Historically, when trying to determine the scarcity of a coin, the mintage figure was considered the most accurate indicator. Whilst the mintage figures are undoubtedly important, our Scarcity Index also takes into consideration some very useful data from our Change Checker web app.
We combine the mintage information with two other key pieces of information:
- How many of each design are listed as “collected” by Change Checkers, indicating the relative ease of finding a particular coin.
- The number of times a design has been requested as a swap over the previous 3 months, showing the current level of collector demand.
It’s very simple to work out how scarce your coin is, each coin is given a score out of 100, the higher the score the more scarce that coin is.
2. eBay is best
Once you’ve determined the scarcity of your coin the next step would be to take a look at what has recently sold on eBay. It’s very important that you make sure you look at ‘recently sold’ coins and not just those that have been listed. Essentially, anybody can list a coin on eBay and charge whatever amount they wish.
By checking the recently sold items (and I’d suggest you look at the previous 3-5 coins sold) you will get an accurate indication of what people are willing to pay for a particular coin.
Also, if you are looking to sell any coins in your collection, I’d definitely recommend eBay as the easiest, and importantly, the most secure platform to do this.
3. Are your coins still available to buy in BU quality?
Next, it’s worth checking if the coin in your collection is still available to purchase in superior Brilliant Uncirculated quality from an official Royal Mint distributor. If it is still for sale, it’s unlikely that people would purchase a circulation quality coin for the same price.
If there are no longer any BU coins available to buy, this will work in your favour as collectors will then look for circulation quality coins to add to their collections.
4. Coin condition
It’s definitely worth checking the condition of your coin as this will, almost always, have an effect on the value. It’s no surprise that collectors favour the more pristine coins to those that are showing signs of wear and tear due to circulation.
However, your coin’s condition is not the be all and end all; it’s very rare to find a circulation 2002 Commonwealth Games £2 coin in good condition yet these sell for many times their face value.
5. Is there a story?
This can often tie-in with rarity, as the coins with a good story behind them tend to be the ones which are difficult to get your hands on! The “undated 20p” is a recent example of a such a coin. It is known as a ‘mule’ – a coin with a mismatched obverse and reverse (heads and tails). The name derives from a mule being the hybrid offspring of a horse and donkey.
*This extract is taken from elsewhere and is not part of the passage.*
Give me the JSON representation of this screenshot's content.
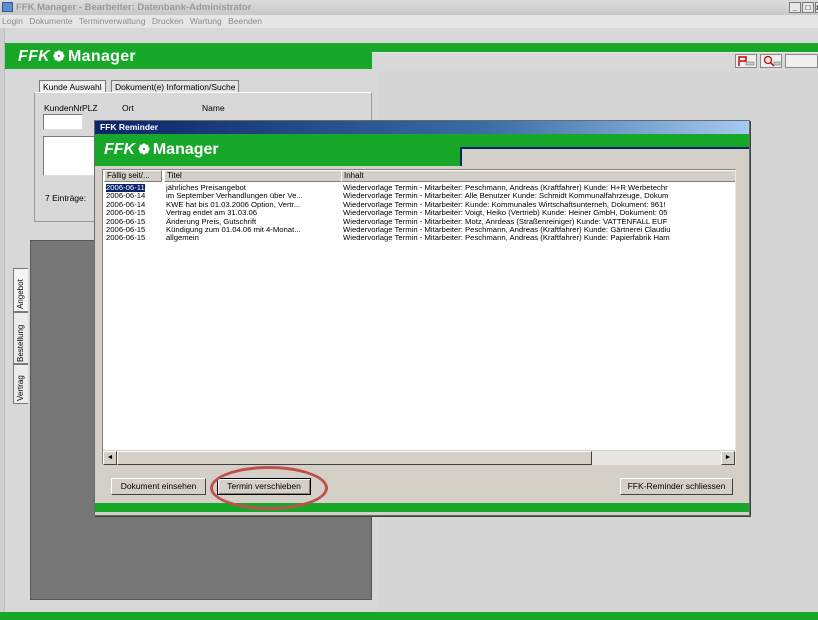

In 2008 when the reverse of the 20p coin changed to the new Royal Shield design, approximately 100,000 coins were accidentally struck with the previous obverse die and therefore there was no date on the coin.
In a similar way to the Kew Gardens story, some of the prices being quoted as a result of media coverage were extraordinary. Mules are highly sought after by collectors, and an undated 20p will certainly be worth more than its face value in years to come.
The good news…
It’s always good to remember that if your coin is legal tender, it will always be worth at least its face value.
That’s why I think change collecting is the best hobby you could have!